As far as what my plans are in this blog during the off-season, I hope to chime in at least periodically (no less than two to three times per month) with coaching news, any major rule changes affecting the sport, and any other key information that might be worth blogging about–shoe scandal or otherwise.

Thank you to all for reading, and listening to my podcasts on Soundcloud.  I hope that everyone has a safe, enjoyable, and hopefully profitable summer.  I had lots of fun, and I hope you enjoyed every line that I had the pleasure of typing and publishing for most of the world to see:).

See you again on Friday.  Otherwise, please take care and I hope that next Halloween is filled with lots of chilly, ghouly fun for you ghosts and hot goblins out there–MUWAHAHAHAHAHA!

Bye for now.

Notre Dame Wins Women’s Title On Three Point Buzzer Beater

Same player that stunned UConn in semifinals did it again on Sunday night

I hope everyone had an enjoyable Easter.

For Notre Dame, things were about as bleak as a Hail Mary pass gone awry with hurricane force winds.  They were down by as many as 15 points and only managed to score three points in the second quarter, a new NCAA Tournament record originally set by the Syracuse Lady Orange in 2016 against UConn when they scored eight points during that year’s tournament.

Trailing 30-17 at halftime, the Fighting Irish chipped away at the lead.  A 16-1 run capped the comeback, as a putback by Jessica Shepard tied the score at 41 entering the final quarter.

The game stayed close right up to the final minute.  What followed after that was what ESPN play-by-play announcer Adam Amin simply called a “wild” sequence.

With the game tied at 58, Mississippi State star Teaira McCowan missed on a layup with 27.8 seconds left.  Both teams ended up turning the ball over, but McCowan fouled out after stripping the ball from Marina Mabrey–who had just tied the game as part of a 5 point run in the final 1:58.  The foul occurred just inside half court with 3 seconds.  After Mississippi State called time out to set up their defense, Jackie Young inbounded the ball directly to junior Arike Ogunbowale.  She dribbled twice and sank the championship winning three pointer with 1/10 of a second left as Notre Dame won their second women’s national championship 61-58 at Nationwide Arena in Columbus, Ohio.  It capped the longest drought since last winning it in 2001, defeating Indiana’s all-time leading scorer in high school Stephanie White and Purdue that year in St. Louis.
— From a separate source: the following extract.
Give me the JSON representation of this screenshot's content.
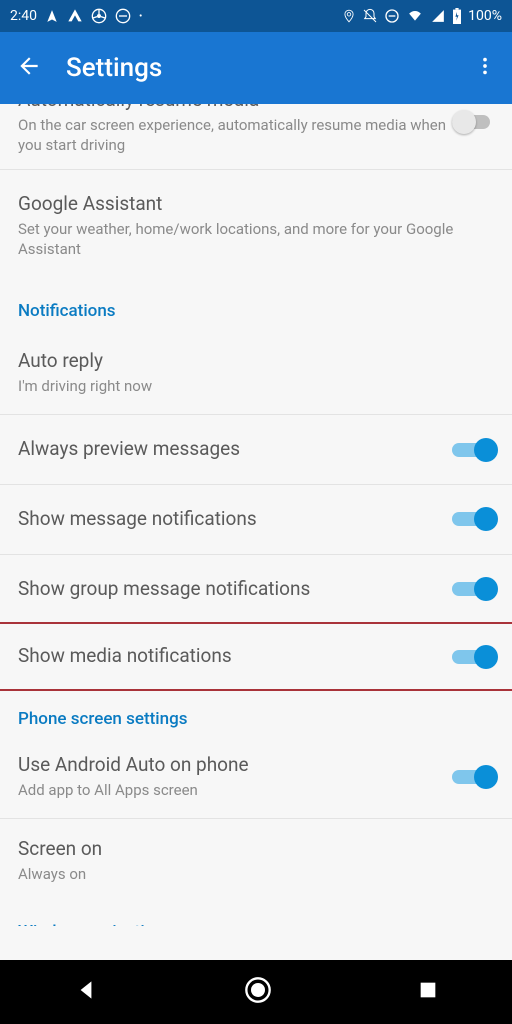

Both teams hit the same number of field goals, 22–but Mississippi State ended up taking seven more attempts.  The game winning three and Mabrey’s triple were the only Irish players to connect from behind the arc, having missed their first seven attempts from deep.  The rest of the statistics were relatively even.

What a storybook ending for Notre Dame, having four players suffer season ending ACL injuries.  As they often say in sport, what cannot be quantified on the scoreboard cannot be made up if you have belief in yourself and show lots of determination and heart on every play.  Clearly, the Fighting Irish were due and they managed to get it done when the chips were down.

And that, my online friends was no April Fool’s joke.  It was simply a miracle comeback orchestrated by an intelligent group of young women that simply wanted it more.  For the second straight season, Mississippi State did everything they were asked to do but win the season’s final game.  This loss will definitely sting a lot more than last year, that’s for sure.